A mother recently challenged a trial court’s possession order on the grounds it contravened the jury’s verdict and was not in the child’s best interest. The father petitioned to be named joint managing conservator with the exclusive right to designate the child’s primary residence when the child was two months old. The jury found the mother should have the exclusive right to designate the child’s primary residence within the state of Texas. Following a bench trial on possession and access, the trial court orally ordered the father would have “week on/week off” possession.
The court issued a final order appointing the parents joint managing conservators with the mother having the exclusive right to designate the primary residence in Texas. The order also granted the father week-on/week-off possession until the child turned five and started kindergarten. In August 2022, the father would be subject to a standard possession order.
The mother appealed, arguing the order awarding the father week on/week off periods of possession contravened her exclusive right to designate primary residence under the jury award. She also argued the possession order was not in the child’s best interest.
The appeals court agreed with the mother. The court found the possession order contravened the jury’s finding the mother should have the right to designate the primary residence. The appeals court also pointed out that the trial court’s findings reflected its disagreement with the jury’s verdict. The trial court noted the mother’s move after the jury trial, despite the move being authorized by the jury’s verdict. The trial court also noted the mother’s lack of familial support for child care and mentioned her decision to feed only breast milk when describing the father’s concern regarding his low weight. The appeals court found the jury would have considered these factors in rendering its decision.
The appeals court also found the possession order contravened the jury’s finding regarding the geographic restriction. The geographic restriction allowed the mother to designate residence anywhere in the state of Texas. The appeals court noted the vast size of the state and found the possession order operated as an additional de facto geographic restriction, further limiting the mother to areas where a weekly exchange would be possible.
The mother also argued the possession order was not in the child’s best interest. The appeals court found the trial court did not issue an order to take effect on the child’s third birthday, even though the Texas Family Code requires it to do so. Instead the court rendered an order to take effect when the child is more than five years old. The appeals court found the trial court abused its discretion in failing to issue a prospective order to take effect on the child’s third birthday.

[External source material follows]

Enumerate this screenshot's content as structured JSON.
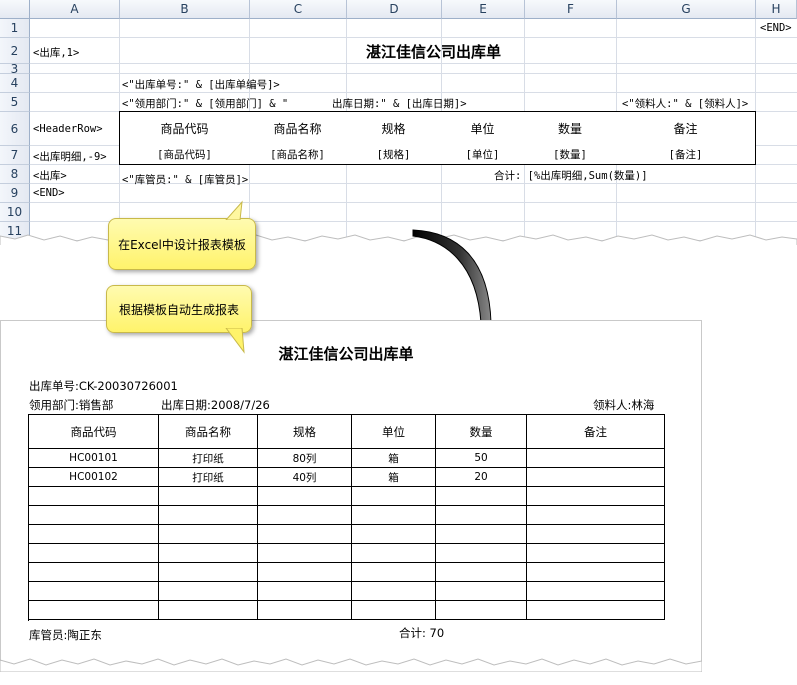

The appeals court also found the trial court failed to consider all the factors required by the Texas Family Code. Specifically, the court failed to properly consider the child’s need for continuity of routine and the location and proximity of the parties’ residences. The appeals court found the possession order failed account for the distance between the parents’ homes. The week on/week off scheduling did not provide continuity of the child’s routine.
The appeals court also noted the record showed the parties had a contentious relationship and found an equal time order would magnify those issues. The appeals court also found alternating so frequently could make it difficult for the mother to maintain child care, which would not be in the child’s best interest.
The appeals court found that the possession order contravened the jury’s finding and that the trial court abused its discretion in rendering an order that was not in the child’s best interest. The appeals court remanded the case to the trial court with instructions to issue a possession order that does not contravene the jury’s finding. The appeals court also instructed the trial court to account for the relevant factors required in the Texas Family Code.
The trial court in this case failed to follow the requirements of the Texas Family Code. Although the court determines the terms and conditions of the possession order, it cannot render an order that contravenes the jury’s verdict on certain issues.
If you anticipate a custody dispute, you should contact a skilled Texas child custody attorney. McClure Law Group has the experience to help you fight for the best possible custody arrangement. Call us at 214.692.8200 to set up an appointment.